With all of us shopping online from the comfort of our own homes this year, and the increased focus on e-commerce, it's easier than ever to take advantage of a sale... but that's not always a good thing.
Fast fashion brands often overproduce their collections and are left with staggering amounts of unsold inventory at the end of the season, which are either marked down or discarded as waste.
The fast fashion industry is intentionally designed this way, with margins built into the business that allow for slashing prices or getting rid of styles that aren't selling—but this way of doing business is just about the farthest thing from sustainable.
But in the slow fashion industry, profit margins are typically much smaller due to the higher costs of fair pay and quality goods, and collections are often made in small batches to reduce waste and better reflect consumer demand.
For many brands, offering massive discounts just isn't financially viable. Further, discounts tend to encourage overconsumption, which is antithetical to just about everything the slow fashion industry stands for—so even if brands can afford it, many just don't want to participate.
I know this issue isn't black and white.
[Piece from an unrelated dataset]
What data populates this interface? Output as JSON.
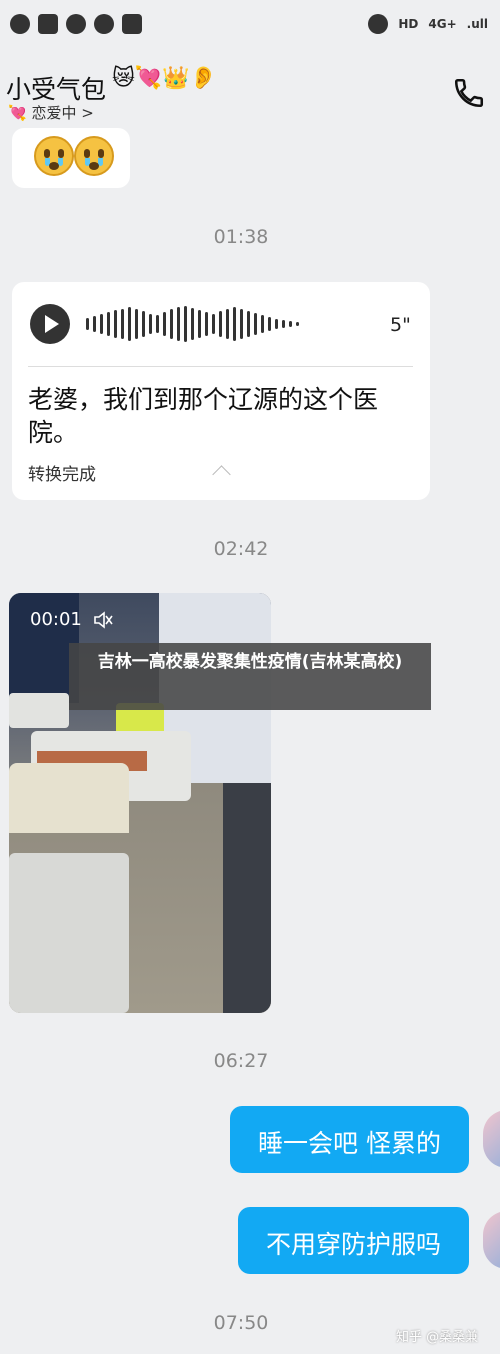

Many people argue that slow fashion isn't accessible to all types of consumers due to the higher price point, and some customers save all year so they can invest in a few key pieces when they finally go on sale.
I completely understand this perspective, and I'll be the first to admit that I have to plan ahead and think consciously and carefully about my purchase decisions before I make them.
But ultimately, I think it's time to reframe what we think of as an appropriate price point for what we wear or what we bring into our homes.
Instead of accepting $5 or $10 shirts as the industry standard, we should be asking how the brand can afford to sell them that cheaply and what corners had to be cut in the process.
Instead of buying a whole new wardrobe every season, we should be thoughtfully planning for a few new pieces that we want to invest in and that will last us for years to come.
Instead of continuing to support multinational companies that generate millions of tons of textile and inventory waste, we should be supporting small businesses that are taking imperfect action to do things right.
Now I'm not saying you should never buy anything for the rest of your life. Nor am I saying that LIYA will never run a sale or strive to make our pieces more financially accessible to anyone who may want sustainably made goods.
All I'm saying is before you go on a major shopping spree, think about whether you actually would have bought those items otherwise, and how these discounts might affect the business model of the brand you're buying from.
Your wallet (and the planet) will thank you.